** Data in this exercise follows **

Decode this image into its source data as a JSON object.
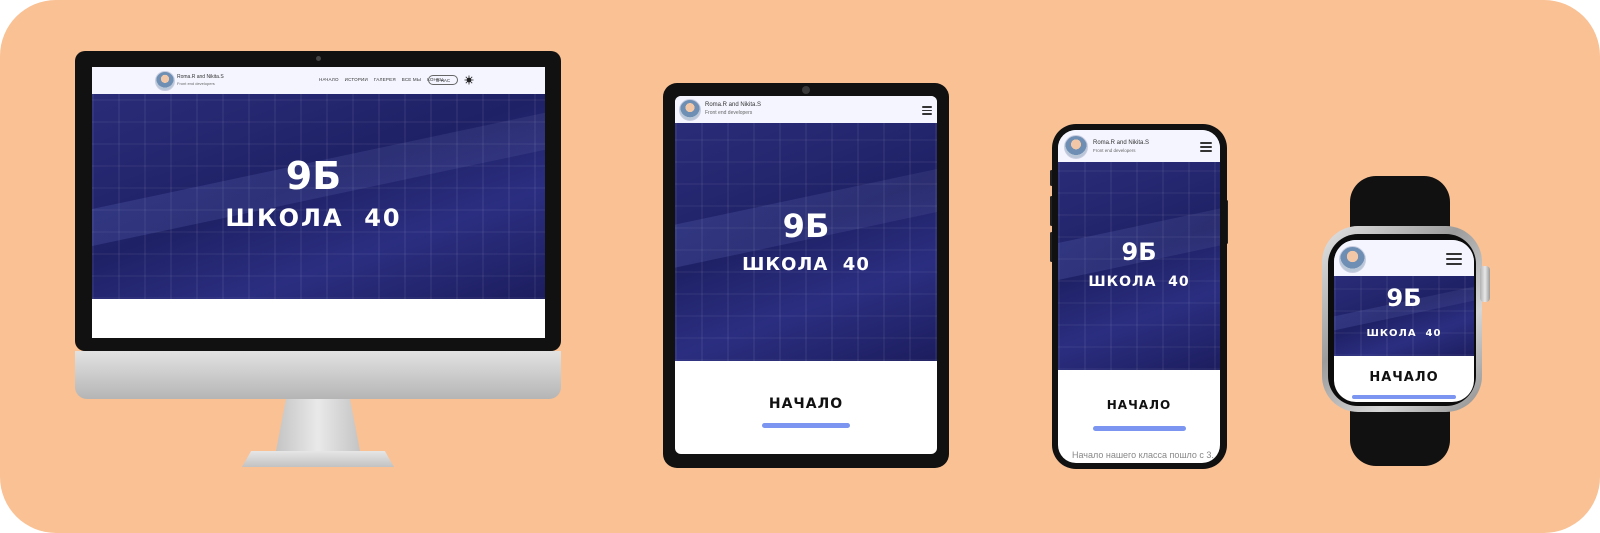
{
  "brand": {
    "name": "Roma.R and Nikita.S",
    "role": "Front end developers"
  },
  "nav": {
    "items": [
      "НАЧАЛО",
      "ИСТОРИИ",
      "ГАЛЕРЕЯ",
      "ВСЕ МЫ",
      "КОНЕЦ"
    ],
    "about_label": "О НАС"
  },
  "hero": {
    "title": "9Б",
    "subtitle": "ШКОЛА  40"
  },
  "section": {
    "start_label": "НАЧАЛО"
  },
  "phone": {
    "paragraph_preview": "Начало нашего класса пошло с 3..."
  },
  "colors": {
    "background": "#f9c194",
    "hero": "#23256e",
    "accent": "#7b95f0",
    "header": "#f4f5ff"
  },
  "icons": {
    "theme_toggle": "sun-moon-icon",
    "menu": "hamburger-menu-icon",
    "avatar": "avatar-photo"
  }
}
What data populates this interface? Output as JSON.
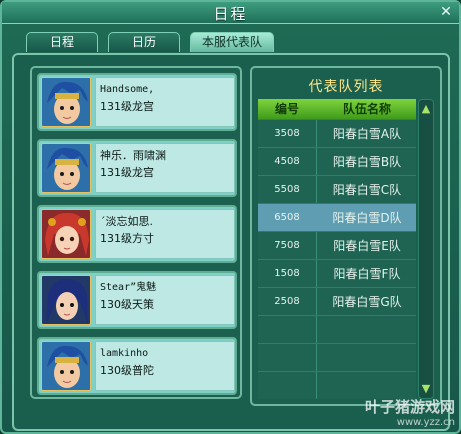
{
  "window": {
    "title": "日程",
    "close_glyph": "✕"
  },
  "tabs": [
    {
      "label": "日程"
    },
    {
      "label": "日历"
    },
    {
      "label": "本服代表队"
    }
  ],
  "members": [
    {
      "name": "Handsome,",
      "desc": "131级龙宫",
      "avatar": "blue-hair-boy"
    },
    {
      "name": "神乐．雨啸渊",
      "desc": "131级龙宫",
      "avatar": "blue-hair-boy"
    },
    {
      "name": "ˊ淡忘如思.",
      "desc": "131级方寸",
      "avatar": "red-hair-girl"
    },
    {
      "name": "Stear”鬼魅",
      "desc": "130级天策",
      "avatar": "dark-blue-hair-girl"
    },
    {
      "name": "lamkinho",
      "desc": "130级普陀",
      "avatar": "blue-hair-boy"
    }
  ],
  "teams": {
    "title": "代表队列表",
    "columns": [
      "编号",
      "队伍名称"
    ],
    "rows": [
      {
        "id": "3508",
        "name": "阳春白雪A队"
      },
      {
        "id": "4508",
        "name": "阳春白雪B队"
      },
      {
        "id": "5508",
        "name": "阳春白雪C队"
      },
      {
        "id": "6508",
        "name": "阳春白雪D队"
      },
      {
        "id": "7508",
        "name": "阳春白雪E队"
      },
      {
        "id": "1508",
        "name": "阳春白雪F队"
      },
      {
        "id": "2508",
        "name": "阳春白雪G队"
      }
    ],
    "selected_row": 3
  },
  "watermark": {
    "title": "叶子猪游戏网",
    "url": "www.yzz.cn"
  }
}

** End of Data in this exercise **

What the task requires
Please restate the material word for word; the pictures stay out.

Reply to the exercise
Decode this image into its source data as a JSON object.
{
  "brand": {
    "name": "Roma.R and Nikita.S",
    "role": "Front end developers"
  },
  "nav": {
    "items": [
      "НАЧАЛО",
      "ИСТОРИИ",
      "ГАЛЕРЕЯ",
      "ВСЕ МЫ",
      "КОНЕЦ"
    ],
    "about_label": "О НАС"
  },
  "hero": {
    "title": "9Б",
    "subtitle": "ШКОЛА  40"
  },
  "section": {
    "start_label": "НАЧАЛО"
  },
  "phone": {
    "paragraph_preview": "Начало нашего класса пошло с 3..."
  },
  "colors": {
    "background": "#f9c194",
    "hero": "#23256e",
    "accent": "#7b95f0",
    "header": "#f4f5ff"
  },
  "icons": {
    "theme_toggle": "sun-moon-icon",
    "menu": "hamburger-menu-icon",
    "avatar": "avatar-photo"
  }
}
What data populates this interface? Output as JSON.
{
  "window": {
    "title": "日程",
    "close_glyph": "✕"
  },
  "tabs": [
    {
      "label": "日程"
    },
    {
      "label": "日历"
    },
    {
      "label": "本服代表队"
    }
  ],
  "members": [
    {
      "name": "Handsome,",
      "desc": "131级龙宫",
      "avatar": "blue-hair-boy"
    },
    {
      "name": "神乐．雨啸渊",
      "desc": "131级龙宫",
      "avatar": "blue-hair-boy"
    },
    {
      "name": "ˊ淡忘如思.",
      "desc": "131级方寸",
      "avatar": "red-hair-girl"
    },
    {
      "name": "Stear”鬼魅",
      "desc": "130级天策",
      "avatar": "dark-blue-hair-girl"
    },
    {
      "name": "lamkinho",
      "desc": "130级普陀",
      "avatar": "blue-hair-boy"
    }
  ],
  "teams": {
    "title": "代表队列表",
    "columns": [
      "编号",
      "队伍名称"
    ],
    "rows": [
      {
        "id": "3508",
        "name": "阳春白雪A队"
      },
      {
        "id": "4508",
        "name": "阳春白雪B队"
      },
      {
        "id": "5508",
        "name": "阳春白雪C队"
      },
      {
        "id": "6508",
        "name": "阳春白雪D队"
      },
      {
        "id": "7508",
        "name": "阳春白雪E队"
      },
      {
        "id": "1508",
        "name": "阳春白雪F队"
      },
      {
        "id": "2508",
        "name": "阳春白雪G队"
      }
    ],
    "selected_row": 3
  },
  "watermark": {
    "title": "叶子猪游戏网",
    "url": "www.yzz.cn"
  }
}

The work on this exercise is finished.